The result should be a full, exact repeat of the entries, free of pictures.

* [Given records]:
↓

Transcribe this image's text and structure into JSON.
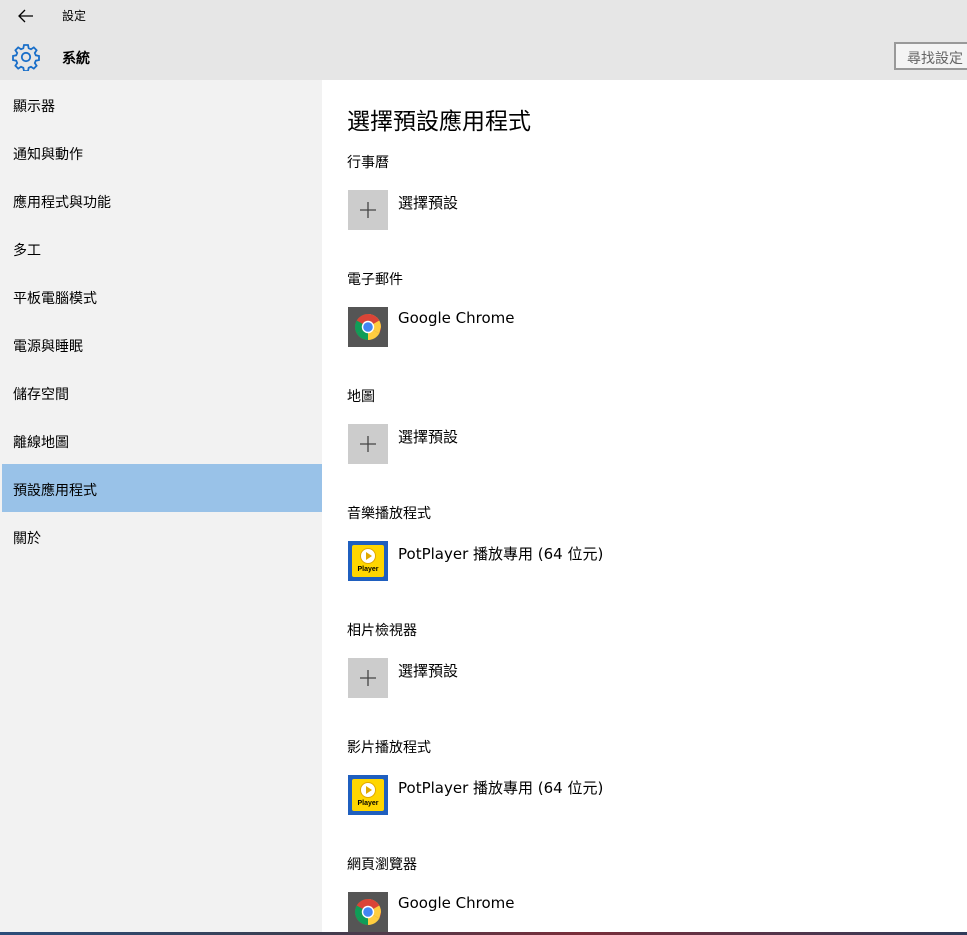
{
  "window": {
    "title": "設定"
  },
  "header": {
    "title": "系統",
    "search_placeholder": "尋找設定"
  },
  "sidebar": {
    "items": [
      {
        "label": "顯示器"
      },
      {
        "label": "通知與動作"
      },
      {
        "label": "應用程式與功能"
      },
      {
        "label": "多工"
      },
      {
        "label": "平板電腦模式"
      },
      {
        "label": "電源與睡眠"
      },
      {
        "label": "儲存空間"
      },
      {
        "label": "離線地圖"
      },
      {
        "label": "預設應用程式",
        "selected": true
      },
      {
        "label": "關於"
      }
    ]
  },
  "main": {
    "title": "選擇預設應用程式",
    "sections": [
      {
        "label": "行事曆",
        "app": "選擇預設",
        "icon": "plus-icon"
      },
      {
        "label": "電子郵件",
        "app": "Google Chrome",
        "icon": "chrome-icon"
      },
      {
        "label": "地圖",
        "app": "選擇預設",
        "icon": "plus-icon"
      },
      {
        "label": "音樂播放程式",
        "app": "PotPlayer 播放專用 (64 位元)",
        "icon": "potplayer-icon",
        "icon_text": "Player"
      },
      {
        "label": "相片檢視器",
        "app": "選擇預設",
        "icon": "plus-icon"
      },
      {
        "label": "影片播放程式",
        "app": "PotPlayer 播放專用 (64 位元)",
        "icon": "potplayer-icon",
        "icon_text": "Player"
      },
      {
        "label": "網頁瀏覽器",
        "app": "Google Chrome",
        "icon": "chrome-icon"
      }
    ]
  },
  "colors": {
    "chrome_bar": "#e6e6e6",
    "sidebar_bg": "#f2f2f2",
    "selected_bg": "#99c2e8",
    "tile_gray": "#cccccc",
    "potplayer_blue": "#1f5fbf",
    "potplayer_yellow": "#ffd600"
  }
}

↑

* [Solution for this exercise]:
Transcribe this image's text and structure into JSON.
{
  "window": {
    "title": "設定"
  },
  "header": {
    "title": "系統",
    "search_placeholder": "尋找設定"
  },
  "sidebar": {
    "items": [
      {
        "label": "顯示器"
      },
      {
        "label": "通知與動作"
      },
      {
        "label": "應用程式與功能"
      },
      {
        "label": "多工"
      },
      {
        "label": "平板電腦模式"
      },
      {
        "label": "電源與睡眠"
      },
      {
        "label": "儲存空間"
      },
      {
        "label": "離線地圖"
      },
      {
        "label": "預設應用程式",
        "selected": true
      },
      {
        "label": "關於"
      }
    ]
  },
  "main": {
    "title": "選擇預設應用程式",
    "sections": [
      {
        "label": "行事曆",
        "app": "選擇預設",
        "icon": "plus-icon"
      },
      {
        "label": "電子郵件",
        "app": "Google Chrome",
        "icon": "chrome-icon"
      },
      {
        "label": "地圖",
        "app": "選擇預設",
        "icon": "plus-icon"
      },
      {
        "label": "音樂播放程式",
        "app": "PotPlayer 播放專用 (64 位元)",
        "icon": "potplayer-icon",
        "icon_text": "Player"
      },
      {
        "label": "相片檢視器",
        "app": "選擇預設",
        "icon": "plus-icon"
      },
      {
        "label": "影片播放程式",
        "app": "PotPlayer 播放專用 (64 位元)",
        "icon": "potplayer-icon",
        "icon_text": "Player"
      },
      {
        "label": "網頁瀏覽器",
        "app": "Google Chrome",
        "icon": "chrome-icon"
      }
    ]
  },
  "colors": {
    "chrome_bar": "#e6e6e6",
    "sidebar_bg": "#f2f2f2",
    "selected_bg": "#99c2e8",
    "tile_gray": "#cccccc",
    "potplayer_blue": "#1f5fbf",
    "potplayer_yellow": "#ffd600"
  }
}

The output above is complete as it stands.